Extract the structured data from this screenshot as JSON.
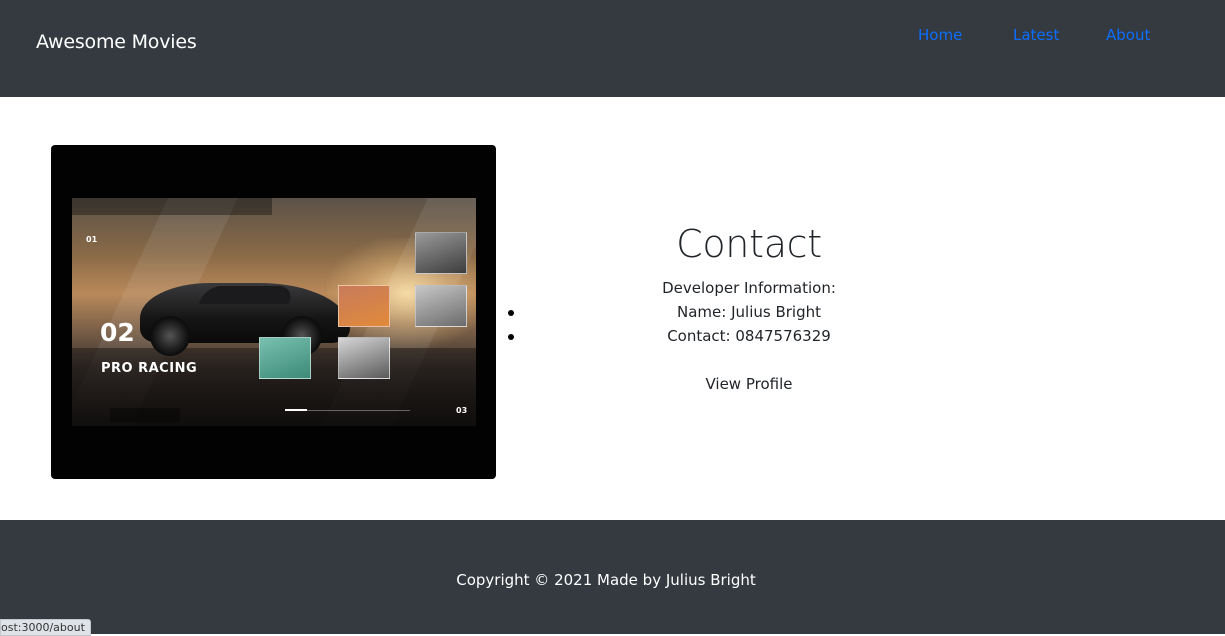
{
  "navbar": {
    "brand": "Awesome Movies",
    "links": [
      "Home",
      "Latest",
      "About"
    ],
    "link_color": "#0d6efd",
    "background": "#343a40"
  },
  "hero_image": {
    "slide_number": "02",
    "slide_title": "PRO RACING",
    "index_top": "01",
    "index_bottom": "03"
  },
  "contact": {
    "title": "Contact",
    "developer_label": "Developer Information:",
    "name": "Name: Julius Bright",
    "phone": "Contact: 0847576329",
    "profile_link": "View Profile"
  },
  "footer": {
    "copyright": "Copyright © 2021 Made by Julius Bright",
    "background": "#343a40"
  },
  "status_bar": {
    "url": "ost:3000/about"
  }
}
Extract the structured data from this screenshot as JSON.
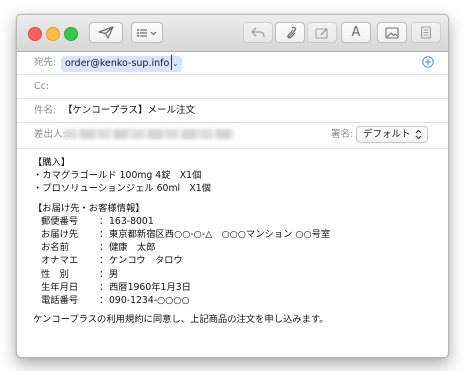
{
  "header": {
    "to_label": "宛先:",
    "to_value": "order@kenko-sup.info",
    "cc_label": "Cc:",
    "subject_label": "件名:",
    "subject_value": "【ケンコープラス】メール注文",
    "from_label": "差出人:",
    "signature_label": "署名:",
    "signature_value": "デフォルト"
  },
  "body": {
    "order_heading": "【購入】",
    "items": [
      "・カマグラゴールド 100mg 4錠　X1個",
      "・プロソリューションジェル  60ml　X1個"
    ],
    "customer_heading": "【お届け先・お客様情報】",
    "fields": [
      {
        "label": "郵便番号",
        "value": "163-8001"
      },
      {
        "label": "お届け先",
        "value": "東京都新宿区西○○-○-△　○○○マンション ○○号室"
      },
      {
        "label": "お名前",
        "value": "健康　太郎"
      },
      {
        "label": "オナマエ",
        "value": "ケンコウ　タロウ"
      },
      {
        "label": "性　別",
        "value": "男"
      },
      {
        "label": "生年月日",
        "value": "西暦1960年1月3日"
      },
      {
        "label": "電話番号",
        "value": "090-1234-○○○○"
      }
    ],
    "separator": "：",
    "closing": "ケンコープラスの利用規約に同意し、上記商品の注文を申し込みます。"
  },
  "colors": {
    "token_bg": "#d6e5fb",
    "add_icon": "#3a8ef6"
  }
}
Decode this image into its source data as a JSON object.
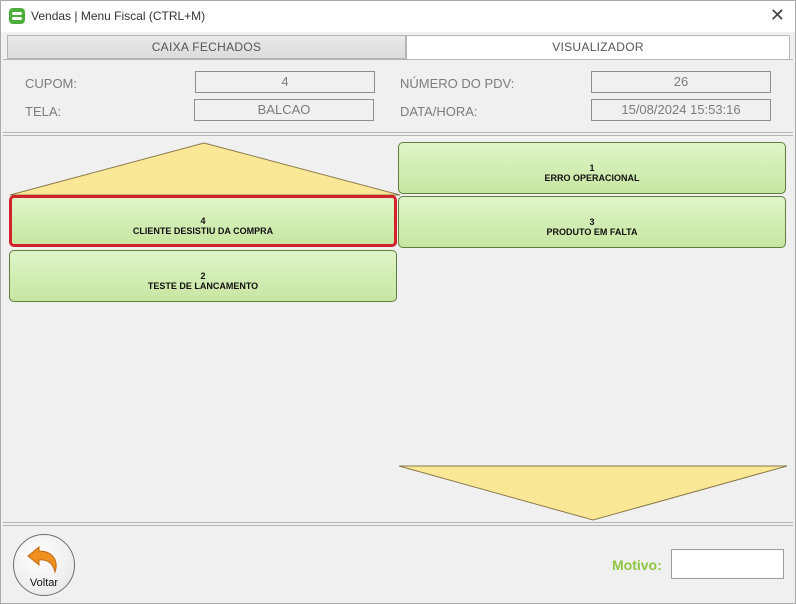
{
  "window": {
    "title": "Vendas | Menu Fiscal (CTRL+M)"
  },
  "tabs": [
    {
      "label": "CAIXA FECHADOS",
      "active": false
    },
    {
      "label": "VISUALIZADOR",
      "active": true
    }
  ],
  "info": {
    "cupom_label": "CUPOM:",
    "cupom_value": "4",
    "tela_label": "TELA:",
    "tela_value": "BALCAO",
    "pdv_label": "NÚMERO DO PDV:",
    "pdv_value": "26",
    "datahora_label": "DATA/HORA:",
    "datahora_value": "15/08/2024 15:53:16"
  },
  "reasons": [
    {
      "num": "1",
      "name": "ERRO OPERACIONAL",
      "selected": false
    },
    {
      "num": "4",
      "name": "CLIENTE DESISTIU DA COMPRA",
      "selected": true
    },
    {
      "num": "3",
      "name": "PRODUTO EM FALTA",
      "selected": false
    },
    {
      "num": "2",
      "name": "TESTE DE LANCAMENTO",
      "selected": false
    }
  ],
  "footer": {
    "voltar_label": "Voltar",
    "motivo_label": "Motivo:",
    "motivo_value": ""
  },
  "colors": {
    "tile_green": "#c7e6a2",
    "arrow_yellow": "#fae896",
    "selected_border": "#d2232a",
    "motivo_green": "#8dc63f",
    "voltar_arrow": "#f0901e"
  },
  "icons": {
    "app": "app-logo-icon",
    "close": "close-icon",
    "scroll_up": "scroll-up-arrow-icon",
    "scroll_down": "scroll-down-arrow-icon",
    "voltar": "back-arrow-icon"
  }
}
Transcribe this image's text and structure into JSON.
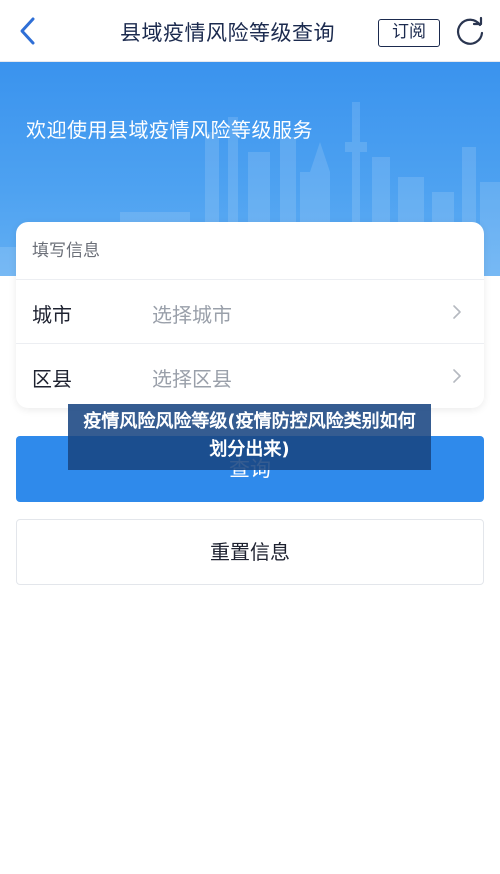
{
  "nav": {
    "title": "县域疫情风险等级查询",
    "subscribe_label": "订阅"
  },
  "banner": {
    "title": "欢迎使用县域疫情风险等级服务"
  },
  "form": {
    "header": "填写信息",
    "rows": [
      {
        "label": "城市",
        "placeholder": "选择城市"
      },
      {
        "label": "区县",
        "placeholder": "选择区县"
      }
    ]
  },
  "actions": {
    "query_label": "查询",
    "reset_label": "重置信息"
  },
  "overlay": {
    "text": "疫情风险风险等级(疫情防控风险类别如何划分出来)"
  },
  "colors": {
    "primary": "#2f8aeb",
    "banner": "#3a93ee",
    "nav_text": "#1b2a4e"
  },
  "icons": {
    "back": "chevron-left-icon",
    "refresh": "refresh-icon",
    "row_arrow": "chevron-right-icon"
  }
}
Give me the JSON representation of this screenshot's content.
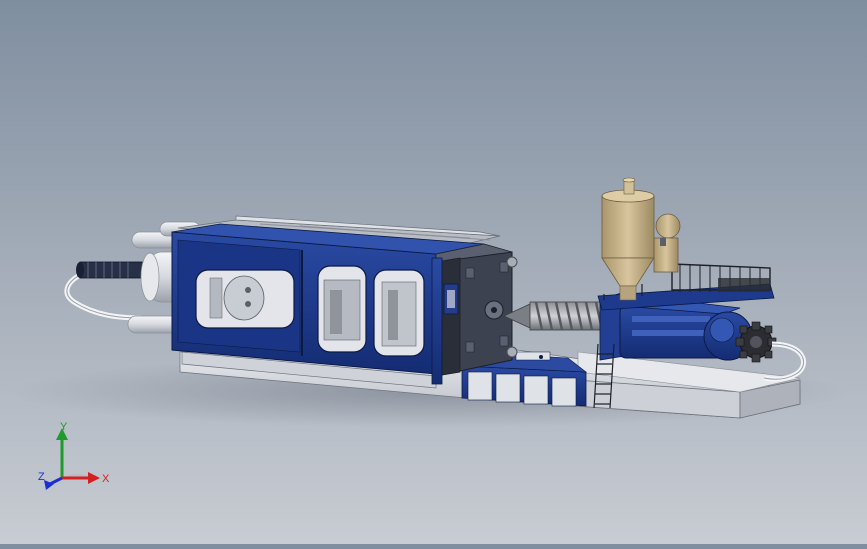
{
  "triad": {
    "x_label": "X",
    "y_label": "Y",
    "z_label": "Z"
  },
  "colors": {
    "machine_blue": "#1b3a8c",
    "machine_blue_dark": "#0f2461",
    "steel_light": "#d9dbe0",
    "steel_mid": "#a9adb6",
    "steel_dark": "#4a4e57",
    "hopper_tan": "#c9b58d",
    "axis_x": "#d42020",
    "axis_y": "#1f9a2c",
    "axis_z": "#1d2fd0"
  }
}
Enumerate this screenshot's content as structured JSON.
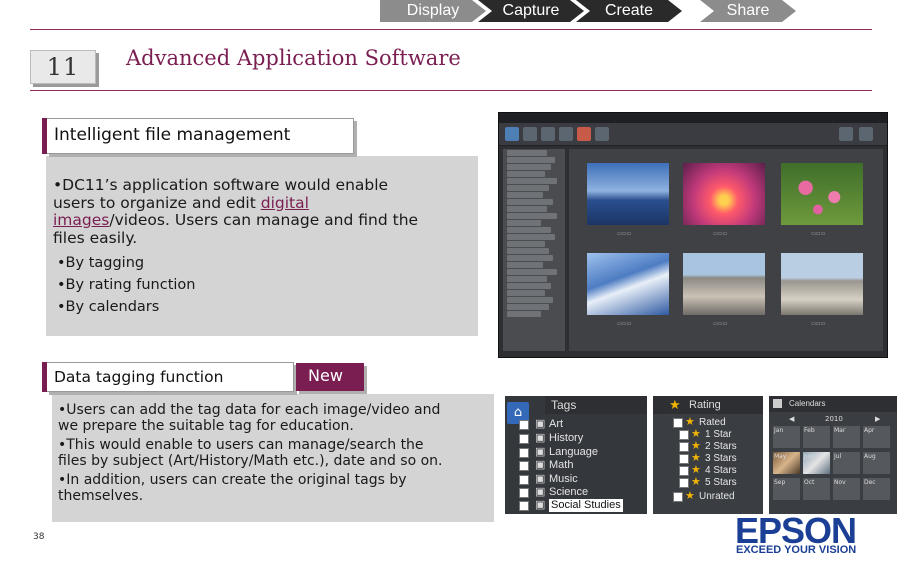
{
  "nav_steps": [
    "Display",
    "Capture",
    "Create",
    "Share"
  ],
  "chapter": {
    "number": "11",
    "title": "Advanced Application Software"
  },
  "section1": {
    "label": "Intelligent file management",
    "lines": [
      "•DC11’s application software would enable",
      "users to organize and edit "
    ],
    "link1": "digital",
    "link2": "images",
    "line_after_link": "/videos. Users can manage and find the",
    "last_line": "files easily.",
    "bullets": [
      "•By tagging",
      "•By rating function",
      "•By calendars"
    ]
  },
  "section2": {
    "label": "Data tagging function",
    "badge": "New",
    "para1": [
      "•Users can add the tag data for each image/video and",
      "we prepare the suitable tag for education."
    ],
    "para2": [
      "•This would enable to users can manage/search the",
      "files by subject (Art/History/Math etc.), date and so on."
    ],
    "para3": [
      "•In addition, users can create the original tags by",
      "themselves."
    ]
  },
  "tags_panel": {
    "title": "Tags",
    "items": [
      "Art",
      "History",
      "Language",
      "Math",
      "Music",
      "Science",
      "Social Studies"
    ]
  },
  "rating_panel": {
    "title": "Rating",
    "items": [
      "Rated",
      "1 Star",
      "2 Stars",
      "3 Stars",
      "4 Stars",
      "5 Stars",
      "Unrated"
    ]
  },
  "calendar_panel": {
    "title": "Calendars",
    "year": "2010",
    "months": [
      "Jan",
      "Feb",
      "Mar",
      "Apr",
      "May",
      "Jun",
      "Jul",
      "Aug",
      "Sep",
      "Oct",
      "Nov",
      "Dec"
    ]
  },
  "logo": {
    "brand": "EPSON",
    "tagline": "EXCEED YOUR VISION"
  },
  "page_number": "38",
  "colors": {
    "accent": "#7a1e52",
    "step": "#8c8c8c",
    "brand": "#1b3f94"
  }
}
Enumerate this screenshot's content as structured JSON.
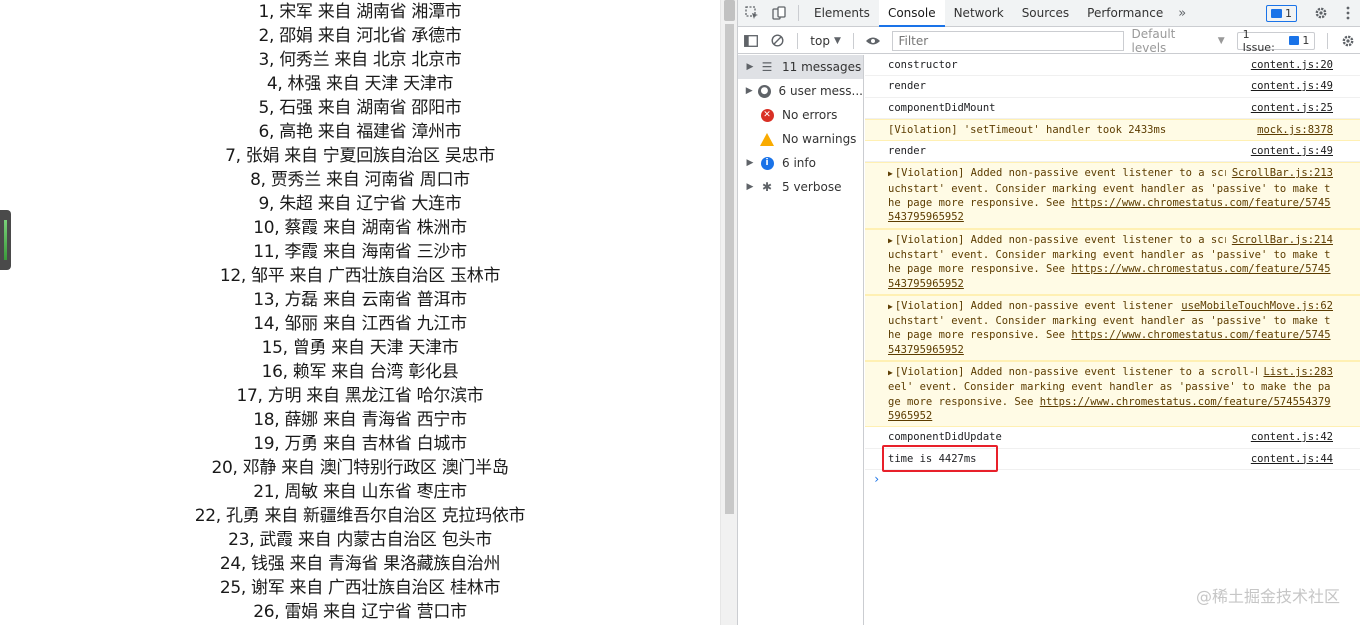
{
  "page": {
    "items": [
      "1, 宋军 来自 湖南省 湘潭市",
      "2, 邵娟 来自 河北省 承德市",
      "3, 何秀兰 来自 北京 北京市",
      "4, 林强 来自 天津 天津市",
      "5, 石强 来自 湖南省 邵阳市",
      "6, 高艳 来自 福建省 漳州市",
      "7, 张娟 来自 宁夏回族自治区 吴忠市",
      "8, 贾秀兰 来自 河南省 周口市",
      "9, 朱超 来自 辽宁省 大连市",
      "10, 蔡霞 来自 湖南省 株洲市",
      "11, 李霞 来自 海南省 三沙市",
      "12, 邹平 来自 广西壮族自治区 玉林市",
      "13, 方磊 来自 云南省 普洱市",
      "14, 邹丽 来自 江西省 九江市",
      "15, 曾勇 来自 天津 天津市",
      "16, 赖军 来自 台湾 彰化县",
      "17, 方明 来自 黑龙江省 哈尔滨市",
      "18, 薛娜 来自 青海省 西宁市",
      "19, 万勇 来自 吉林省 白城市",
      "20, 邓静 来自 澳门特别行政区 澳门半岛",
      "21, 周敏 来自 山东省 枣庄市",
      "22, 孔勇 来自 新疆维吾尔自治区 克拉玛依市",
      "23, 武霞 来自 内蒙古自治区 包头市",
      "24, 钱强 来自 青海省 果洛藏族自治州",
      "25, 谢军 来自 广西壮族自治区 桂林市",
      "26, 雷娟 来自 辽宁省 营口市"
    ]
  },
  "devtools": {
    "tabs": [
      "Elements",
      "Console",
      "Network",
      "Sources",
      "Performance"
    ],
    "more_tabs": "»",
    "messages_badge": "1",
    "toolbar": {
      "context": "top",
      "filter_placeholder": "Filter",
      "levels": "Default levels",
      "issues_label": "1 Issue:",
      "issues_count": "1"
    },
    "sidebar": [
      {
        "label": "11 messages",
        "icon": "list-icon"
      },
      {
        "label": "6 user mess...",
        "icon": "user-icon"
      },
      {
        "label": "No errors",
        "icon": "error-icon"
      },
      {
        "label": "No warnings",
        "icon": "warning-icon"
      },
      {
        "label": "6 info",
        "icon": "info-icon"
      },
      {
        "label": "5 verbose",
        "icon": "bug-icon"
      }
    ],
    "console": [
      {
        "type": "log",
        "text": "constructor",
        "source": "content.js:20"
      },
      {
        "type": "log",
        "text": "render",
        "source": "content.js:49"
      },
      {
        "type": "log",
        "text": "componentDidMount",
        "source": "content.js:25"
      },
      {
        "type": "warn",
        "text": "[Violation] 'setTimeout' handler took 2433ms",
        "source": "mock.js:8378"
      },
      {
        "type": "log",
        "text": "render",
        "source": "content.js:49"
      },
      {
        "type": "warn",
        "text": "[Violation] Added non-passive event listener to a scroll-blocking 'touchstart' event. Consider marking event handler as 'passive' to make the page more responsive. See ",
        "link": "https://www.chromestatus.com/feature/5745543795965952",
        "source": "ScrollBar.js:213"
      },
      {
        "type": "warn",
        "text": "[Violation] Added non-passive event listener to a scroll-blocking 'touchstart' event. Consider marking event handler as 'passive' to make the page more responsive. See ",
        "link": "https://www.chromestatus.com/feature/5745543795965952",
        "source": "ScrollBar.js:214"
      },
      {
        "type": "warn",
        "text": "[Violation] Added non-passive event listener to a scroll-blocking 'touchstart' event. Consider marking event handler as 'passive' to make the page more responsive. See ",
        "link": "https://www.chromestatus.com/feature/5745543795965952",
        "source": "useMobileTouchMove.js:62"
      },
      {
        "type": "warn",
        "text": "[Violation] Added non-passive event listener to a scroll-blocking 'wheel' event. Consider marking event handler as 'passive' to make the page more responsive. See ",
        "link": "https://www.chromestatus.com/feature/5745543795965952",
        "source": "List.js:283"
      },
      {
        "type": "log",
        "text": "componentDidUpdate",
        "source": "content.js:42"
      },
      {
        "type": "log",
        "text": "time is 4427ms",
        "source": "content.js:44"
      }
    ],
    "prompt": "›"
  },
  "watermark": "@稀土掘金技术社区"
}
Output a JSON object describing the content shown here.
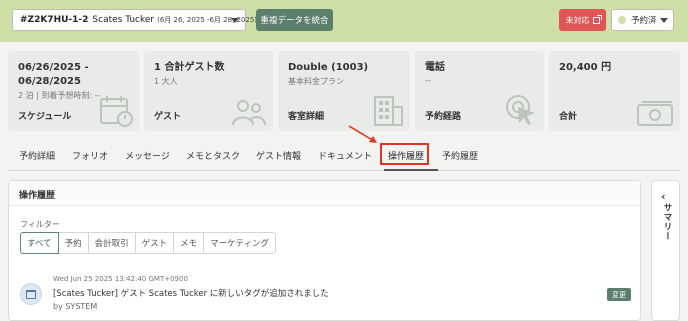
{
  "header": {
    "reservation_id": "#Z2K7HU-1-2",
    "guest_name": "Scates Tucker",
    "dates": "(6月 26, 2025 -6月 28, 2025)",
    "merge_label": "重複データを統合",
    "unhandled_label": "未対応",
    "status_label": "予約済",
    "status_color": "#cfe0a6"
  },
  "cards": [
    {
      "title": "06/26/2025 - 06/28/2025",
      "sub": "2 泊 | 到着予想時刻: --",
      "label": "スケジュール",
      "icon": "calendar-icon"
    },
    {
      "title": "1 合計ゲスト数",
      "sub": "1 大人",
      "label": "ゲスト",
      "icon": "people-icon"
    },
    {
      "title": "Double (1003)",
      "sub": "基本料金プラン",
      "label": "客室詳細",
      "icon": "building-icon"
    },
    {
      "title": "電話",
      "sub": "--",
      "label": "予約経路",
      "icon": "cursor-target-icon"
    },
    {
      "title": "20,400 円",
      "sub": "",
      "label": "合計",
      "icon": "money-icon"
    }
  ],
  "tabs": [
    "予約詳細",
    "フォリオ",
    "メッセージ",
    "メモとタスク",
    "ゲスト情報",
    "ドキュメント",
    "操作履歴",
    "予約履歴"
  ],
  "active_tab": "操作履歴",
  "panel": {
    "title": "操作履歴",
    "filter_label": "フィルター",
    "filters": [
      "すべて",
      "予約",
      "会計取引",
      "ゲスト",
      "メモ",
      "マーケティング"
    ]
  },
  "log": {
    "time": "Wed Jun 25 2025 13:42:40 GMT+0900",
    "text": "[Scates Tucker] ゲスト Scates Tucker に新しいタグが追加されました",
    "by": "by SYSTEM",
    "badge": "変更"
  },
  "summary": {
    "label": "サマリー"
  },
  "colors": {
    "accent_green": "#5c7f6c",
    "alert_red": "#e05656",
    "header_bg": "#cfe0a6",
    "highlight": "#e53222"
  }
}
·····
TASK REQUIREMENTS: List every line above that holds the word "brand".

RESULT:
    "brand": "Awesome Movies",
    "brand": "EPSON",
    "brand": "#1b3f94"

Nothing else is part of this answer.